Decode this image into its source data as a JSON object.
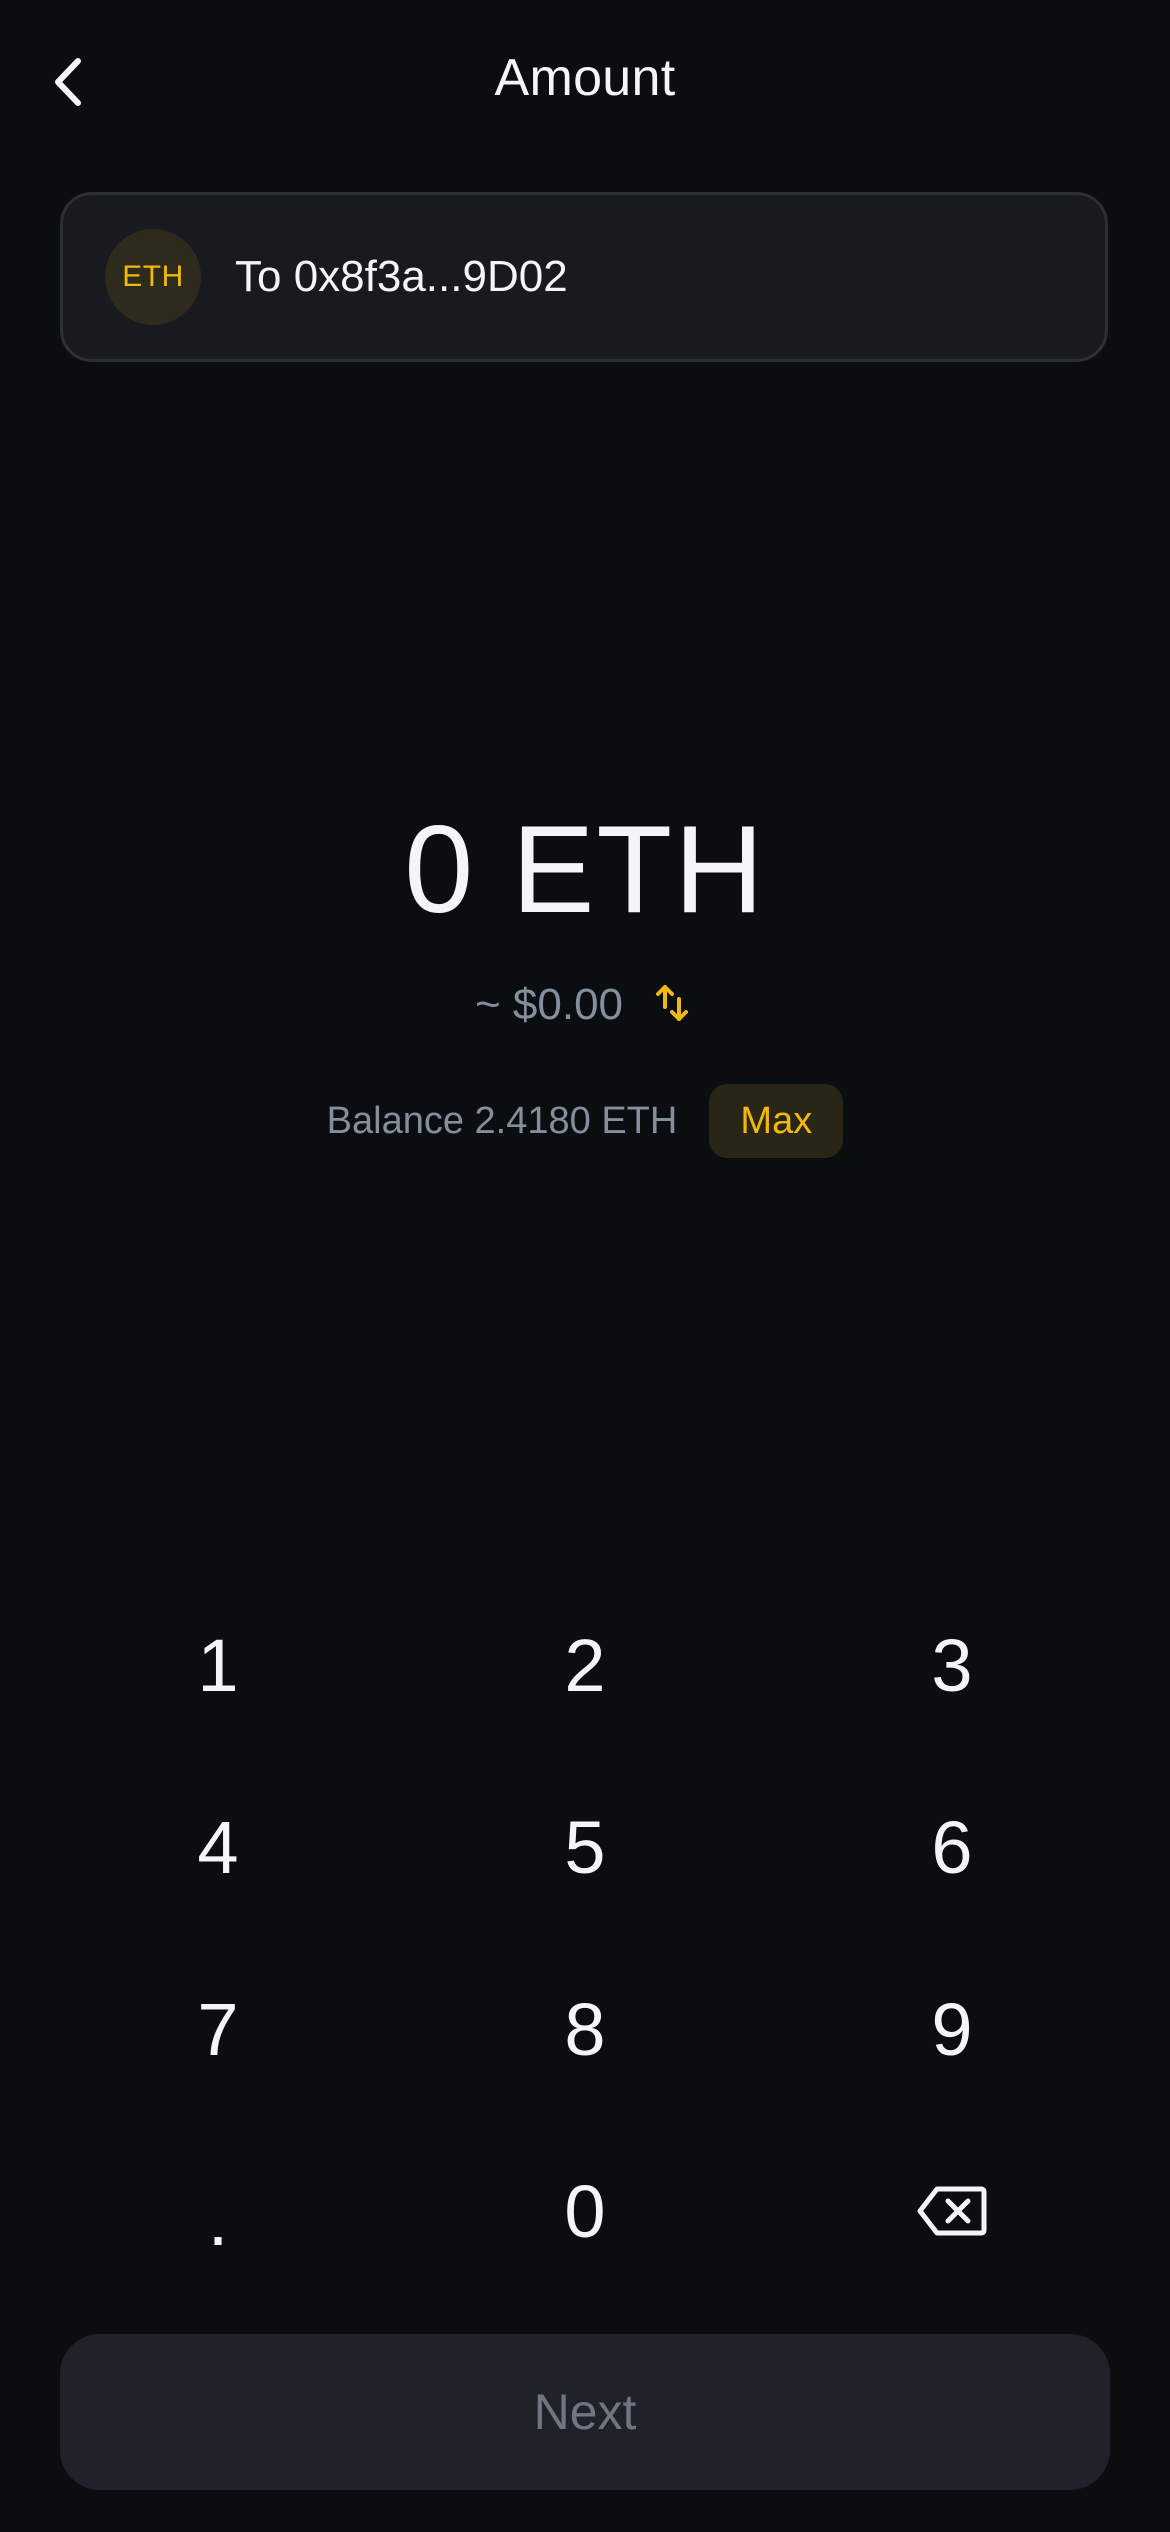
{
  "header": {
    "title": "Amount",
    "back_icon": "chevron-left-icon"
  },
  "recipient": {
    "token_badge": "ETH",
    "label": "To 0x8f3a...9D02"
  },
  "amount": {
    "value_display": "0 ETH",
    "fiat_display": "~ $0.00",
    "swap_icon": "swap-arrows-icon"
  },
  "balance": {
    "label": "Balance 2.4180 ETH",
    "max_label": "Max"
  },
  "keypad": {
    "keys": [
      "1",
      "2",
      "3",
      "4",
      "5",
      "6",
      "7",
      "8",
      "9",
      ".",
      "0"
    ],
    "backspace_icon": "backspace-icon"
  },
  "next_button": {
    "label": "Next"
  },
  "colors": {
    "background": "#0b0e11",
    "accent": "#f0b90b",
    "card": "#181a1f",
    "muted_text": "#848e9c",
    "disabled_button": "#1f2228"
  }
}
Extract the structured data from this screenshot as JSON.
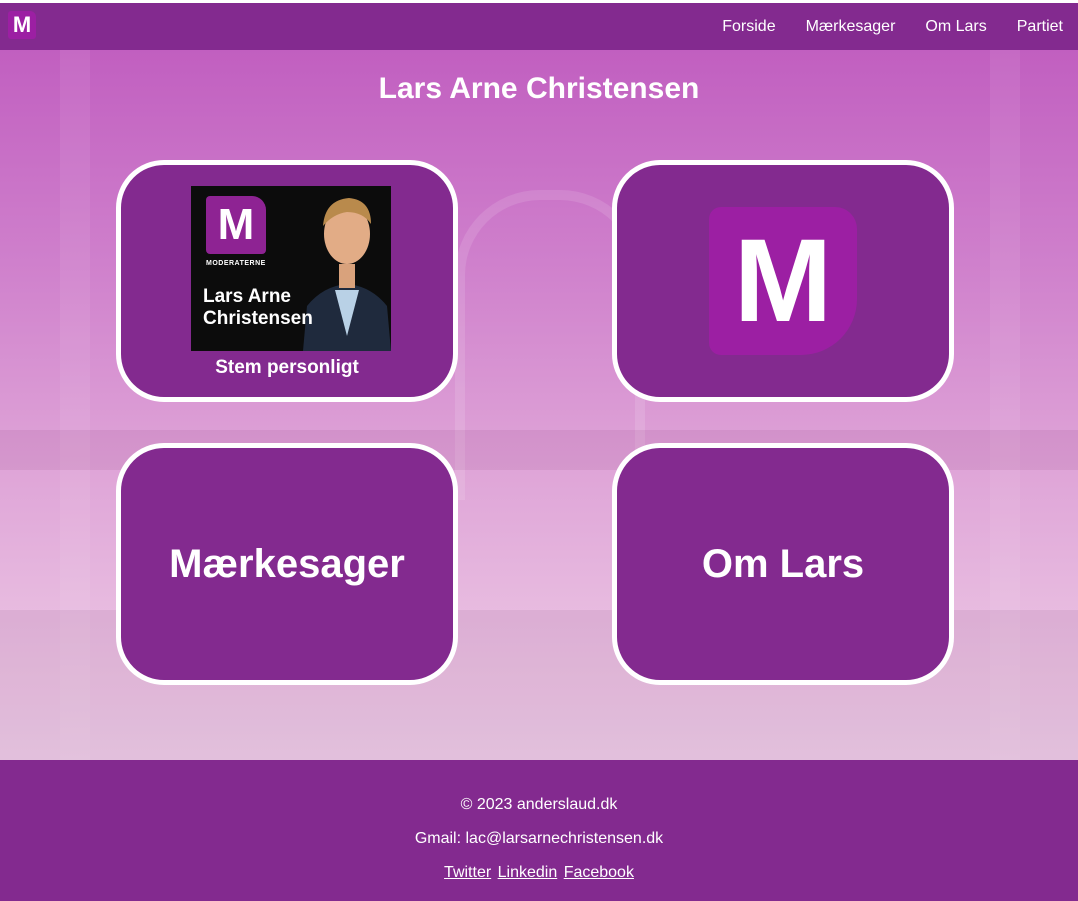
{
  "nav": {
    "logo_letter": "M",
    "links": [
      "Forside",
      "Mærkesager",
      "Om Lars",
      "Partiet"
    ]
  },
  "main": {
    "title": "Lars Arne Christensen",
    "tiles": {
      "poster": {
        "logo_letter": "M",
        "brand": "MODERATERNE",
        "name": "Lars Arne Christensen",
        "subtitle": "Stem personligt"
      },
      "party_logo_letter": "M",
      "maerkesager_label": "Mærkesager",
      "om_lars_label": "Om Lars"
    }
  },
  "footer": {
    "copyright": "© 2023 anderslaud.dk",
    "email": "Gmail: lac@larsarnechristensen.dk",
    "links": [
      "Twitter",
      "Linkedin",
      "Facebook"
    ]
  },
  "colors": {
    "brand_purple": "#832a8f",
    "logo_magenta": "#9c1fa3"
  },
  "icons": [
    "moderaterne-logo-icon"
  ]
}
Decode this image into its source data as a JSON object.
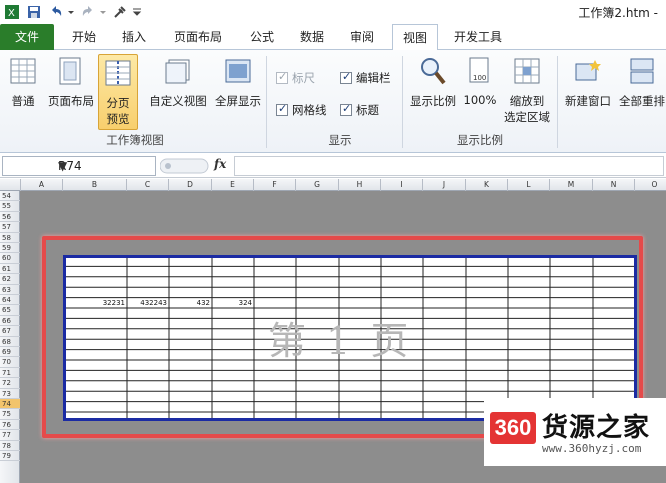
{
  "title": "工作簿2.htm -",
  "tabs": [
    {
      "label": "文件"
    },
    {
      "label": "开始"
    },
    {
      "label": "插入"
    },
    {
      "label": "页面布局"
    },
    {
      "label": "公式"
    },
    {
      "label": "数据"
    },
    {
      "label": "审阅"
    },
    {
      "label": "视图"
    },
    {
      "label": "开发工具"
    }
  ],
  "ribbon": {
    "workbook_views": {
      "normal": "普通",
      "page_layout": "页面布局",
      "page_break_1": "分页",
      "page_break_2": "预览",
      "custom_views": "自定义视图",
      "full_screen": "全屏显示",
      "group_label": "工作簿视图"
    },
    "show": {
      "ruler": "标尺",
      "formula_bar": "编辑栏",
      "gridlines": "网格线",
      "headings": "标题",
      "group_label": "显示"
    },
    "zoom": {
      "zoom": "显示比例",
      "hundred": "100%",
      "zoom_sel_1": "缩放到",
      "zoom_sel_2": "选定区域",
      "group_label": "显示比例"
    },
    "window": {
      "new_window": "新建窗口",
      "arrange_all": "全部重排"
    }
  },
  "formula_bar": {
    "name_box": "R74",
    "fx": "fx"
  },
  "columns": [
    "A",
    "B",
    "C",
    "D",
    "E",
    "F",
    "G",
    "H",
    "I",
    "J",
    "K",
    "L",
    "M",
    "N",
    "O"
  ],
  "rows": [
    "54",
    "55",
    "56",
    "57",
    "58",
    "59",
    "60",
    "61",
    "62",
    "63",
    "64",
    "65",
    "66",
    "67",
    "68",
    "69",
    "70",
    "71",
    "72",
    "73",
    "74",
    "75",
    "76",
    "77",
    "78",
    "79"
  ],
  "cells": {
    "b64": "32231",
    "c64": "432243",
    "d64": "432",
    "e64": "324"
  },
  "page_watermark": "第 1 页",
  "logo": {
    "badge": "360",
    "name": "货源之家",
    "url": "www.360hyzj.com"
  }
}
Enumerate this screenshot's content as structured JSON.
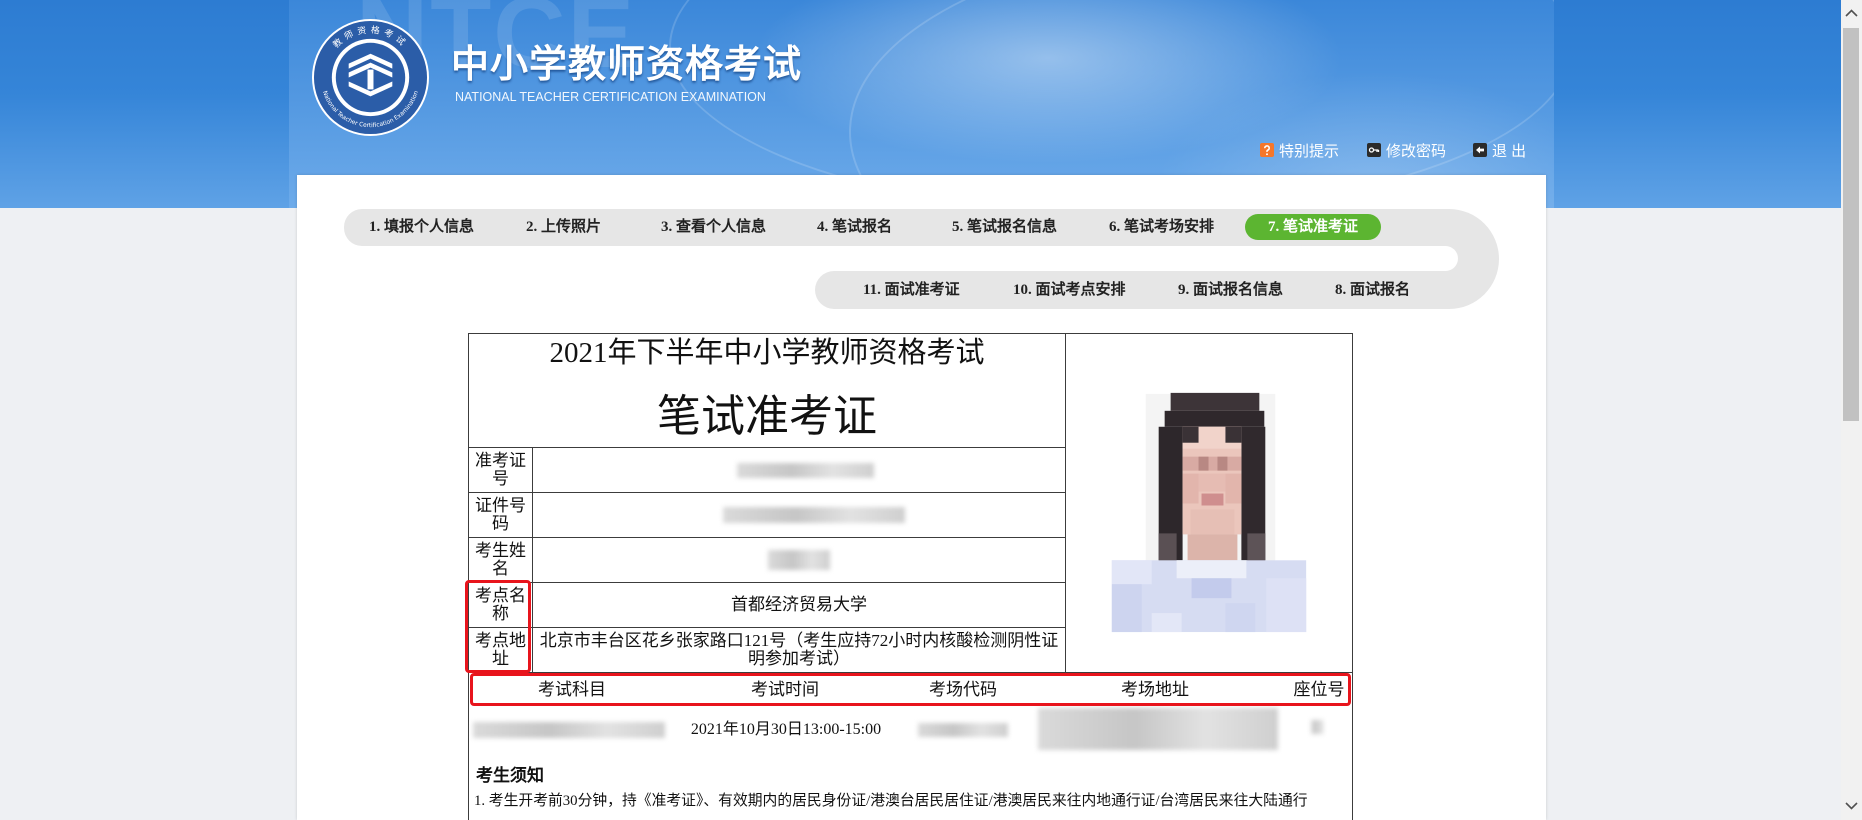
{
  "colors": {
    "header_blue": "#3585d8",
    "active_step": "#5cb531",
    "step_track": "#e6e6e6",
    "highlight_red": "#e8141c",
    "page_background": "#eef0f3",
    "panel_background": "#ffffff"
  },
  "header": {
    "watermark": "NTCE",
    "logo": {
      "ring_top": "教师资格考试",
      "ring_bottom": "National Teacher Certification Examination"
    },
    "title": "中小学教师资格考试",
    "subtitle": "NATIONAL TEACHER CERTIFICATION EXAMINATION",
    "links": [
      {
        "label": "特别提示",
        "icon": "notice-icon"
      },
      {
        "label": "修改密码",
        "icon": "key-icon"
      },
      {
        "label": "退 出",
        "icon": "logout-icon"
      }
    ]
  },
  "steps": {
    "top_row": [
      "1. 填报个人信息",
      "2. 上传照片",
      "3. 查看个人信息",
      "4. 笔试报名",
      "5. 笔试报名信息",
      "6. 笔试考场安排",
      "7. 笔试准考证"
    ],
    "bottom_row": [
      "11. 面试准考证",
      "10. 面试考点安排",
      "9. 面试报名信息",
      "8. 面试报名"
    ],
    "active_index": 6
  },
  "ticket": {
    "exam_title": "2021年下半年中小学教师资格考试",
    "doc_title": "笔试准考证",
    "fields": [
      {
        "label": "准考证号",
        "redacted": true
      },
      {
        "label": "证件号码",
        "redacted": true
      },
      {
        "label": "考生姓名",
        "redacted": true
      },
      {
        "label": "考点名称",
        "value": "首都经济贸易大学"
      },
      {
        "label": "考点地址",
        "value": "北京市丰台区花乡张家路口121号（考生应持72小时内核酸检测阴性证明参加考试）"
      }
    ],
    "schedule": {
      "columns": [
        "考试科目",
        "考试时间",
        "考场代码",
        "考场地址",
        "座位号"
      ],
      "rows": [
        {
          "subject_redacted": true,
          "time": "2021年10月30日13:00-15:00",
          "room_code_redacted": true,
          "room_address_redacted": true,
          "seat_redacted": true
        }
      ]
    },
    "notice": {
      "heading": "考生须知",
      "items": [
        "1. 考生开考前30分钟，持《准考证》、有效期内的居民身份证/港澳台居民居住证/港澳居民来往内地通行证/台湾居民来往大陆通行"
      ]
    }
  }
}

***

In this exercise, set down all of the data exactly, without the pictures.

* _Answer to the exercise_:
Decode this image into its source data as a JSON object.
{
  "header": {
    "title": "Amount",
    "back_icon": "chevron-left-icon"
  },
  "recipient": {
    "token_badge": "ETH",
    "label": "To 0x8f3a...9D02"
  },
  "amount": {
    "value_display": "0 ETH",
    "fiat_display": "~ $0.00",
    "swap_icon": "swap-arrows-icon"
  },
  "balance": {
    "label": "Balance 2.4180 ETH",
    "max_label": "Max"
  },
  "keypad": {
    "keys": [
      "1",
      "2",
      "3",
      "4",
      "5",
      "6",
      "7",
      "8",
      "9",
      ".",
      "0"
    ],
    "backspace_icon": "backspace-icon"
  },
  "next_button": {
    "label": "Next"
  },
  "colors": {
    "background": "#0b0e11",
    "accent": "#f0b90b",
    "card": "#181a1f",
    "muted_text": "#848e9c",
    "disabled_button": "#1f2228"
  }
}
Extract the structured data from this screenshot as JSON.
{
  "nav": {
    "logo_letter": "M",
    "links": [
      "Forside",
      "Mærkesager",
      "Om Lars",
      "Partiet"
    ]
  },
  "main": {
    "title": "Lars Arne Christensen",
    "tiles": {
      "poster": {
        "logo_letter": "M",
        "brand": "MODERATERNE",
        "name": "Lars Arne Christensen",
        "subtitle": "Stem personligt"
      },
      "party_logo_letter": "M",
      "maerkesager_label": "Mærkesager",
      "om_lars_label": "Om Lars"
    }
  },
  "footer": {
    "copyright": "© 2023 anderslaud.dk",
    "email": "Gmail: lac@larsarnechristensen.dk",
    "links": [
      "Twitter",
      "Linkedin",
      "Facebook"
    ]
  },
  "colors": {
    "brand_purple": "#832a8f",
    "logo_magenta": "#9c1fa3"
  },
  "icons": [
    "moderaterne-logo-icon"
  ]
}
Decode this image into its source data as a JSON object.
{
  "title": "工作簿2.htm -",
  "tabs": [
    {
      "label": "文件"
    },
    {
      "label": "开始"
    },
    {
      "label": "插入"
    },
    {
      "label": "页面布局"
    },
    {
      "label": "公式"
    },
    {
      "label": "数据"
    },
    {
      "label": "审阅"
    },
    {
      "label": "视图"
    },
    {
      "label": "开发工具"
    }
  ],
  "ribbon": {
    "workbook_views": {
      "normal": "普通",
      "page_layout": "页面布局",
      "page_break_1": "分页",
      "page_break_2": "预览",
      "custom_views": "自定义视图",
      "full_screen": "全屏显示",
      "group_label": "工作簿视图"
    },
    "show": {
      "ruler": "标尺",
      "formula_bar": "编辑栏",
      "gridlines": "网格线",
      "headings": "标题",
      "group_label": "显示"
    },
    "zoom": {
      "zoom": "显示比例",
      "hundred": "100%",
      "zoom_sel_1": "缩放到",
      "zoom_sel_2": "选定区域",
      "group_label": "显示比例"
    },
    "window": {
      "new_window": "新建窗口",
      "arrange_all": "全部重排"
    }
  },
  "formula_bar": {
    "name_box": "R74",
    "fx": "fx"
  },
  "columns": [
    "A",
    "B",
    "C",
    "D",
    "E",
    "F",
    "G",
    "H",
    "I",
    "J",
    "K",
    "L",
    "M",
    "N",
    "O"
  ],
  "rows": [
    "54",
    "55",
    "56",
    "57",
    "58",
    "59",
    "60",
    "61",
    "62",
    "63",
    "64",
    "65",
    "66",
    "67",
    "68",
    "69",
    "70",
    "71",
    "72",
    "73",
    "74",
    "75",
    "76",
    "77",
    "78",
    "79"
  ],
  "cells": {
    "b64": "32231",
    "c64": "432243",
    "d64": "432",
    "e64": "324"
  },
  "page_watermark": "第 1 页",
  "logo": {
    "badge": "360",
    "name": "货源之家",
    "url": "www.360hyzj.com"
  }
}
Enumerate this screenshot's content as structured JSON.
{
  "colors": {
    "header_blue": "#3585d8",
    "active_step": "#5cb531",
    "step_track": "#e6e6e6",
    "highlight_red": "#e8141c",
    "page_background": "#eef0f3",
    "panel_background": "#ffffff"
  },
  "header": {
    "watermark": "NTCE",
    "logo": {
      "ring_top": "教师资格考试",
      "ring_bottom": "National Teacher Certification Examination"
    },
    "title": "中小学教师资格考试",
    "subtitle": "NATIONAL TEACHER CERTIFICATION EXAMINATION",
    "links": [
      {
        "label": "特别提示",
        "icon": "notice-icon"
      },
      {
        "label": "修改密码",
        "icon": "key-icon"
      },
      {
        "label": "退 出",
        "icon": "logout-icon"
      }
    ]
  },
  "steps": {
    "top_row": [
      "1. 填报个人信息",
      "2. 上传照片",
      "3. 查看个人信息",
      "4. 笔试报名",
      "5. 笔试报名信息",
      "6. 笔试考场安排",
      "7. 笔试准考证"
    ],
    "bottom_row": [
      "11. 面试准考证",
      "10. 面试考点安排",
      "9. 面试报名信息",
      "8. 面试报名"
    ],
    "active_index": 6
  },
  "ticket": {
    "exam_title": "2021年下半年中小学教师资格考试",
    "doc_title": "笔试准考证",
    "fields": [
      {
        "label": "准考证号",
        "redacted": true
      },
      {
        "label": "证件号码",
        "redacted": true
      },
      {
        "label": "考生姓名",
        "redacted": true
      },
      {
        "label": "考点名称",
        "value": "首都经济贸易大学"
      },
      {
        "label": "考点地址",
        "value": "北京市丰台区花乡张家路口121号（考生应持72小时内核酸检测阴性证明参加考试）"
      }
    ],
    "schedule": {
      "columns": [
        "考试科目",
        "考试时间",
        "考场代码",
        "考场地址",
        "座位号"
      ],
      "rows": [
        {
          "subject_redacted": true,
          "time": "2021年10月30日13:00-15:00",
          "room_code_redacted": true,
          "room_address_redacted": true,
          "seat_redacted": true
        }
      ]
    },
    "notice": {
      "heading": "考生须知",
      "items": [
        "1. 考生开考前30分钟，持《准考证》、有效期内的居民身份证/港澳台居民居住证/港澳居民来往内地通行证/台湾居民来往大陆通行"
      ]
    }
  }
}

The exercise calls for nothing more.